Mike wrote a longish summary of his view of the current position.
Well thats positive! "Java and the JCP are doing just fine"!. The "best for Java in the past three years"! We have to read on to understand why he feels like this.
Firstly, I want to emphasise that I see this issue as broader than the "Apache community" (of which I personally make precious few contributions to these days). And I'd point out that until a few days ago, Eclipse saw it as a broader issue worth fighting for too.
My reading of Mike's words is that he saw my "Great War of Java" post as solely being about the JCP. And re-reading, its possible to see why that might be.
But the "Great War" I refer to is the perfect storm of problems surrounding Java right now. The announcements from Apple and Nokia simply backing up the JCP disarray. This is absolutely a transformational time for Java.
War is generally about territory, and Java is losing territory left, right and centre. And I'm referring to mindshare as much as technology platforms.
Whereas Mike is referring to a war that didn't happen - the forced breakup of the JCP and a new fork (with IBM playing a key role no doubt). Clearly, Mike believes that scenario would have truly harmed Java.
Well, I hate to say it, but the fork happened a while ago - Android. And it remains by far the most exciting and interesting part of the broader Java ecosystem, and the only place where consumer oriented Java on the "desktop" remains relevant.
On "the JCP has never and will never be a vendor-neutral organization", I both agree and disagree. EE and ME specifications have no need to be controlled by Oracle. Other standards groups do not have such a single vendor dominance, and that neutrality is beneficial. Whereas, in the core, Oracle truly does put in all the funds and guides the platform. Having a single vendor control, with external input, is probably a better model. Just like Linux. Therefore, on "I believe that OpenJDK’s governance will, in the end, be no more vendor-neutral than the JCP’s", I agree.
I agree that the JCP has been effective. But I see no way to make it effective again without radical change. Right now, I'm far from alone in trusting a so-called proprietary API from Spring or Google than a JSR API.
But the kicker is at the end. "In fact, I am optimistic that having both an open standards and an open source organization working in collaboration will help accelerate innovation in the Java platform."
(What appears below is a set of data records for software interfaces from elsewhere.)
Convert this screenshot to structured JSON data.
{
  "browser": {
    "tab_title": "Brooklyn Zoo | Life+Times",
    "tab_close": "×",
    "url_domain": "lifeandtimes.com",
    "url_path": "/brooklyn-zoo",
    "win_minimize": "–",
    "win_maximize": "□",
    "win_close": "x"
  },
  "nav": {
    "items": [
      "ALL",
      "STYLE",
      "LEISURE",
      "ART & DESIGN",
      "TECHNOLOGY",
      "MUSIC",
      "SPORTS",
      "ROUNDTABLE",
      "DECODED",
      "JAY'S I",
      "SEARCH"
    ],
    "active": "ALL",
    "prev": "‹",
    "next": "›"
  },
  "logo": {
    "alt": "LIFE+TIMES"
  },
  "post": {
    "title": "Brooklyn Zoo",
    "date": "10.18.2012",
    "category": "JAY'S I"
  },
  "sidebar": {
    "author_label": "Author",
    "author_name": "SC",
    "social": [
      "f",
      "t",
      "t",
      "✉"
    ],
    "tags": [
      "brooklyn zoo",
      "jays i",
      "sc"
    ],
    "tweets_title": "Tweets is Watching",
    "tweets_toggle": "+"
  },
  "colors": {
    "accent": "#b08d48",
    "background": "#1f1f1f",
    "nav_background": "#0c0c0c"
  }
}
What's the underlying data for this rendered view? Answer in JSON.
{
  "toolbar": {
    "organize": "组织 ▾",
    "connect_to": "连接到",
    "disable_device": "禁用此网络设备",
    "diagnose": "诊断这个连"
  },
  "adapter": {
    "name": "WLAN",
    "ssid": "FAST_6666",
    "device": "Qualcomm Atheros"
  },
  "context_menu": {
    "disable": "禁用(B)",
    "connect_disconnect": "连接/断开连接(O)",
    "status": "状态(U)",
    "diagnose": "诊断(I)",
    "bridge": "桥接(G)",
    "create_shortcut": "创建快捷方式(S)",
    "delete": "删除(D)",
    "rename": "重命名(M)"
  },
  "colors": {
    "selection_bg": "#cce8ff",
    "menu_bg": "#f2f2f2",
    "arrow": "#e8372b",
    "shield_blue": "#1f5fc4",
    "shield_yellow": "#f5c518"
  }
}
How can it be an "open standard" if you can't implement it?
This is the key issue. Despite legal agreements and public promises, it is impossible to implement a supposedly open standard. Mike, how can you justify that?
I've only been able to come up with one solution - the #splitjcp compromise proposal. By clearly removing those parts that are blatently not open standards from the JCP, it enables everyone to move on and start afresh with those standards that are.
Sun, now Oracle have broken their word, their public promises and their signed legal agreements.
I remain stunned that anyone would want to do business with Oracle without some change in the rules.
After all, if your boss gave you their word to you to pay you salary $x, made a public pledge to the rest of their team that they had hired you, and signed a written contract with you stating the salary, wouldn't you feel extremely aggrieved if three years later you'd never been paid despite asking many times? And what if your boss then turned around and told you that you never will be paid? Would you ever trust a word your boss said ever again?
By the way, have you noticed that no-one is trying to claim that the legal agreements have not been broken?
Ultimately, the big companies and organisations are closing rank around Oracle. They've decided that it doesn't matter that the legal agreements they've signed aren't worth the paper they're written on or that Oracle can't be trusted. (Or perhaps they naively believe that Oracle only breaks legal agreements with Not-For-Profits.)
But, many of us in the wider community know that what has happened here stinks and have no reason whatsoever to trust a single word from Oracle.
Apache Software Foundation member, speaking personally
Oracle Java Champion, speaking personally
Not a committer on Harmony or OpenJDK